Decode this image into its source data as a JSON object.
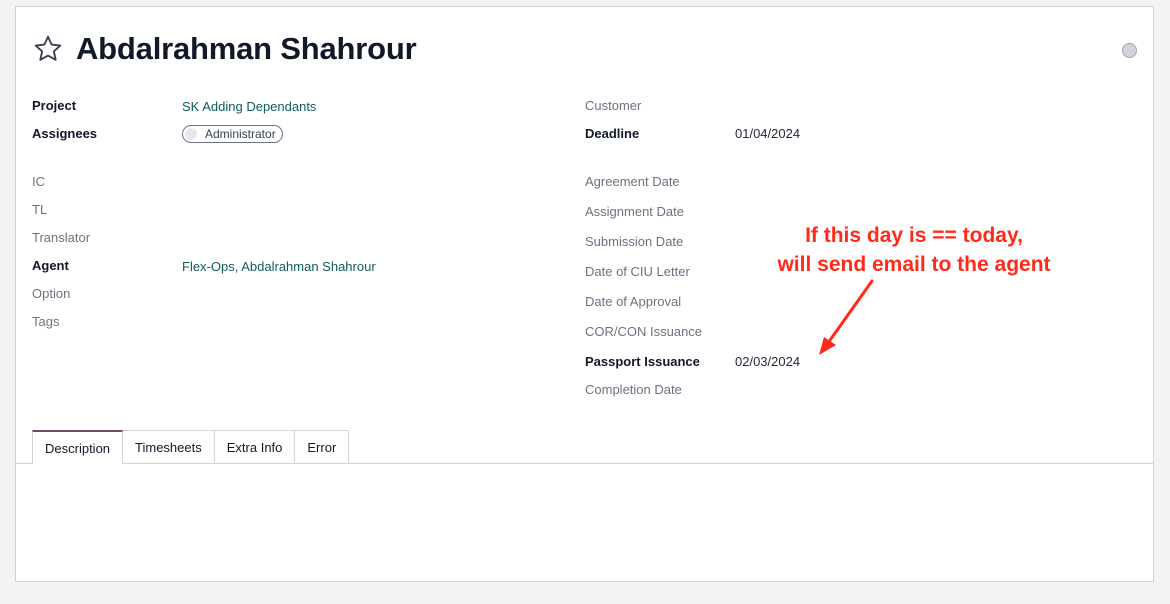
{
  "record": {
    "title": "Abdalrahman Shahrour"
  },
  "left_fields": {
    "project_label": "Project",
    "project_value": "SK Adding Dependants",
    "assignees_label": "Assignees",
    "assignees_tag": "Administrator",
    "ic_label": "IC",
    "tl_label": "TL",
    "translator_label": "Translator",
    "agent_label": "Agent",
    "agent_value": "Flex-Ops, Abdalrahman Shahrour",
    "option_label": "Option",
    "tags_label": "Tags"
  },
  "right_fields": {
    "customer_label": "Customer",
    "deadline_label": "Deadline",
    "deadline_value": "01/04/2024",
    "agreement_date_label": "Agreement Date",
    "assignment_date_label": "Assignment Date",
    "submission_date_label": "Submission Date",
    "ciu_letter_label": "Date of CIU Letter",
    "approval_label": "Date of Approval",
    "cor_con_label": "COR/CON Issuance",
    "passport_label": "Passport Issuance",
    "passport_value": "02/03/2024",
    "completion_label": "Completion Date"
  },
  "annotation": {
    "line1": "If this day is == today,",
    "line2": "will send email to the agent",
    "color": "#ff2a1a"
  },
  "tabs": [
    {
      "label": "Description",
      "active": true
    },
    {
      "label": "Timesheets",
      "active": false
    },
    {
      "label": "Extra Info",
      "active": false
    },
    {
      "label": "Error",
      "active": false
    }
  ],
  "icons": {
    "favorite": "star-icon",
    "status": "status-dot-icon"
  },
  "colors": {
    "link": "#0f5e5b",
    "active_tab": "#714b67"
  }
}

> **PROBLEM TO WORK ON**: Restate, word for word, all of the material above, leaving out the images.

> **EXERCISE OUTPUT**:
Decode this image into its source data as a JSON object.
{
  "record": {
    "title": "Abdalrahman Shahrour"
  },
  "left_fields": {
    "project_label": "Project",
    "project_value": "SK Adding Dependants",
    "assignees_label": "Assignees",
    "assignees_tag": "Administrator",
    "ic_label": "IC",
    "tl_label": "TL",
    "translator_label": "Translator",
    "agent_label": "Agent",
    "agent_value": "Flex-Ops, Abdalrahman Shahrour",
    "option_label": "Option",
    "tags_label": "Tags"
  },
  "right_fields": {
    "customer_label": "Customer",
    "deadline_label": "Deadline",
    "deadline_value": "01/04/2024",
    "agreement_date_label": "Agreement Date",
    "assignment_date_label": "Assignment Date",
    "submission_date_label": "Submission Date",
    "ciu_letter_label": "Date of CIU Letter",
    "approval_label": "Date of Approval",
    "cor_con_label": "COR/CON Issuance",
    "passport_label": "Passport Issuance",
    "passport_value": "02/03/2024",
    "completion_label": "Completion Date"
  },
  "annotation": {
    "line1": "If this day is == today,",
    "line2": "will send email to the agent",
    "color": "#ff2a1a"
  },
  "tabs": [
    {
      "label": "Description",
      "active": true
    },
    {
      "label": "Timesheets",
      "active": false
    },
    {
      "label": "Extra Info",
      "active": false
    },
    {
      "label": "Error",
      "active": false
    }
  ],
  "icons": {
    "favorite": "star-icon",
    "status": "status-dot-icon"
  },
  "colors": {
    "link": "#0f5e5b",
    "active_tab": "#714b67"
  }
}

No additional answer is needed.